Prompt |
Pick out every line of the entries below where "test" occurs, and copy those lines.

Working data |

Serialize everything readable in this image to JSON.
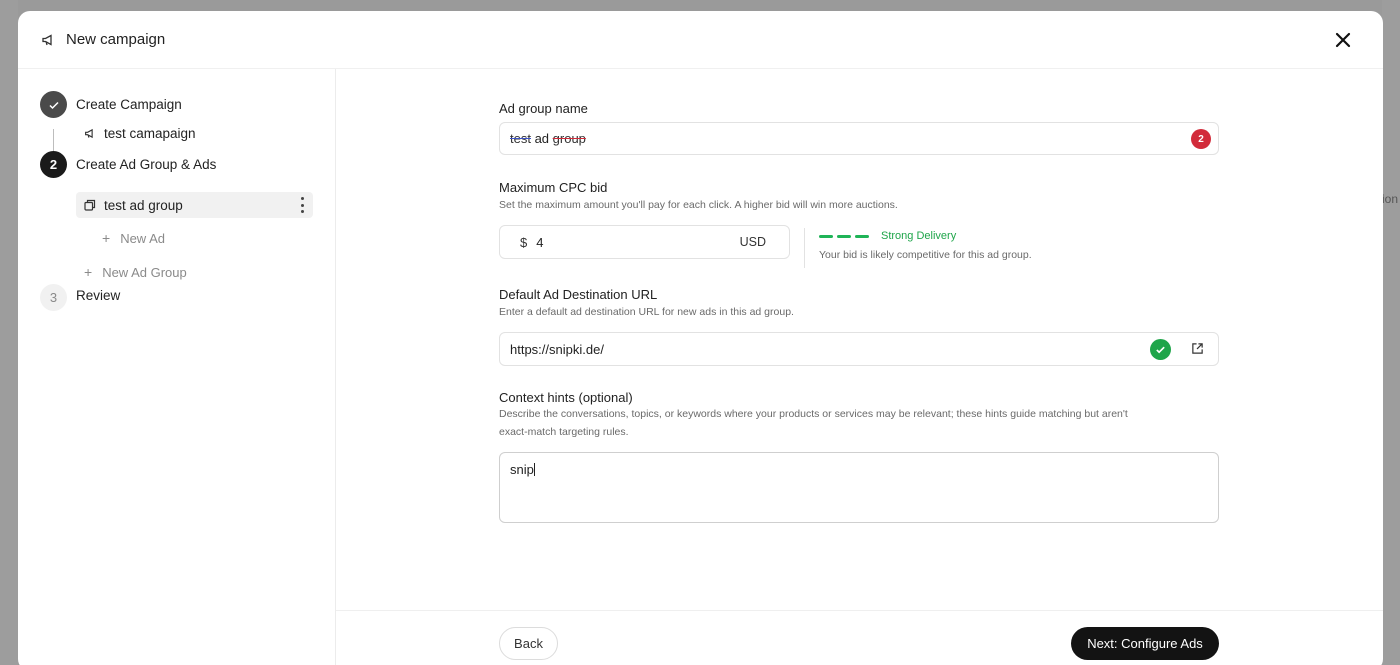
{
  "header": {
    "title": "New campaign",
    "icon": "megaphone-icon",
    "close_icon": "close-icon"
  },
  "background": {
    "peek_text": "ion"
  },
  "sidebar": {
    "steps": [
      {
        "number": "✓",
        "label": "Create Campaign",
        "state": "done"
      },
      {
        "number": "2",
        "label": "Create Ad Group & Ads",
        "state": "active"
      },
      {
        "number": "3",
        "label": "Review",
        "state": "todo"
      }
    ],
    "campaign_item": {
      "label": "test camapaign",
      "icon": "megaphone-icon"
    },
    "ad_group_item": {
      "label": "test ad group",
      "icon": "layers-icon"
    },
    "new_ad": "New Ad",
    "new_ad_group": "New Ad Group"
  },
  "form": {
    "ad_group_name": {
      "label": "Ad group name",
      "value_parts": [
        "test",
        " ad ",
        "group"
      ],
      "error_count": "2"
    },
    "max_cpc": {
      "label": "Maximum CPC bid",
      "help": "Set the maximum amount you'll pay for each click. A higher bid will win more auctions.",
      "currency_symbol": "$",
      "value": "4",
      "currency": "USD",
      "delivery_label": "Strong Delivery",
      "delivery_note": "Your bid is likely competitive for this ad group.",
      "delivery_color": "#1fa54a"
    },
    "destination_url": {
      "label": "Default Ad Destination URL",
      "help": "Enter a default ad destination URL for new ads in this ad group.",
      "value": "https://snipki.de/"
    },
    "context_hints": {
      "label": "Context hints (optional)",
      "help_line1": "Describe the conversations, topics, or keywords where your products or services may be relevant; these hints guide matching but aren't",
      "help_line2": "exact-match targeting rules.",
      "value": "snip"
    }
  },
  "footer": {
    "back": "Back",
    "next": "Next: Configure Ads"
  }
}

Task answer |
      "label": "test camapaign",
      "label": "test ad group",
        "test",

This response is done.